California Gov. Gavin Newsom on Friday announced a first-in-the-nation mandate that will require all eligible students to get vaccinated against COVID-19 to go to school in person once vaccines get full federal approval.
The mandate could take effect early next year and will be phased in by grade span.
“We want to end this pandemic. We are all exhausted by it,” Newsom said during a briefing at a San Francisco County middle school.
Currently, the U.S. Food and Drug Administration has fully approved a COVID-19 vaccine for people 16 and older, but has so far only given emergency authorization for children aged 12 to 15.
Students will be required to get vaccinated during the school term directly after the FDA gives full approval for a specific age group — ages 12 and older in grades 7-12, and ages 5-11 in K-6.
Newsom said that could happen either January 1 or July 1, whichever comes first. But based on current projections, California officials said they anticipate the requirement would likely begin for the older students in July.
California’s vaccine requirement will apply to children at both public and private schools. Once it takes effect, unvaccinated students can remain enrolled in independent study, but won’t be able to attend in-person classes, state officials said.
“There’s still a struggle to get to where we need to go. And that means we need to do more, and we need to do better,” Newsom said.
The governor said the mandate will add the COVID-19 shot to the list of ten vaccines that children already have to get to go to school, like shots for the measles or mumps.
“In many ways, it’s the most predictable announcement throughout this pandemic,” Newsom said.
There will be exemptions for medical reasons and religious beliefs, according to the governor.
Waiting for the FDA’s approval will give the state time to work out logistics with school districts, Newsom said.
The mandate comes as vaccinations stall among younger residents.
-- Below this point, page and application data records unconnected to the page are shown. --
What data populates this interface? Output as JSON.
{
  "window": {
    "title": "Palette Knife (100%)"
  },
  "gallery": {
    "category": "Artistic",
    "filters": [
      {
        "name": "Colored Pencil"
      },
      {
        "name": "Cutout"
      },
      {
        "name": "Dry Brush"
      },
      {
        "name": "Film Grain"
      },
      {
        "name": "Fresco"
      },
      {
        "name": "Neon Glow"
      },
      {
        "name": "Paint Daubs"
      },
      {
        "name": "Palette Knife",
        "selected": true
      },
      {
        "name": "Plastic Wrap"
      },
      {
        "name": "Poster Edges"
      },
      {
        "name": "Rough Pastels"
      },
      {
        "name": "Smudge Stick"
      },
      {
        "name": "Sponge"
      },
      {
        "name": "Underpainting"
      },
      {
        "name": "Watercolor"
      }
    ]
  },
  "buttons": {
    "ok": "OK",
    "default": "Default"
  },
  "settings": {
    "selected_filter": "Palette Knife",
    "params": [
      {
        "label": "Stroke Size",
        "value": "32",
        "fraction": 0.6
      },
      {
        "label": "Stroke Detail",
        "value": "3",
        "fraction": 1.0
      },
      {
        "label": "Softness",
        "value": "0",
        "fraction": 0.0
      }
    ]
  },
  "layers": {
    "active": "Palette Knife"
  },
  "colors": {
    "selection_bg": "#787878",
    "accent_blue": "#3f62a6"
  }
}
In California, 63.5% of residents aged 12 to 17 have gotten at least one vaccine dose, according to Newsom.
“We’re not where we need to be, and so we hope this encourages folks to get vaccinated,” he added.
Currently, California requires teachers and staff at public schools to either get vaccinated or undergo weekly coronavirus testing beginning Oct. 15. But until Friday, there was no statewide vaccine mandate announced for students.
Once the vaccine requirement takes effect for students, all school staff will also be required to get the shots— without having the option to instead submit to weekly testing.
California officials will create a statewide standard for the new vaccine mandate, but individual counties and schools may still choose to accelerate vaccine requirements, the governor’s office said.
There have been districts that have already announced student vaccine mandates.
At the nation’s second-largest school district, Los Angeles Unified, all students 12 and older will have to be vaccinated against COVID-19 to attend classes in person. The children are required to get their first dose no later than Nov. 21, and the second by Dec. 19.
Culver City Unified was the first in the region to implement a vaccine mandate for eligible students. Oakland Unified has also announced a similar rule for students attending in-person classes.
LAUSD has also already been requiring all teachers and staff at to be fully vaccinated as a condition of continued employment.
The L.A. school employees have until Oct. 15 to comply with the vaccination rule. And while the majority are expected to comply, about 12,000 workers have not begun their immunization, the Los Angeles Times reported Thursday.
The two-dose Pfizer COVID-19 vaccine is the only one available to those 12 and older. Both the Moderna and Johnson & Johnson vaccines are only authorized for use with people age 18 and over.
Pfizer’s shots may not be available to younger children until November.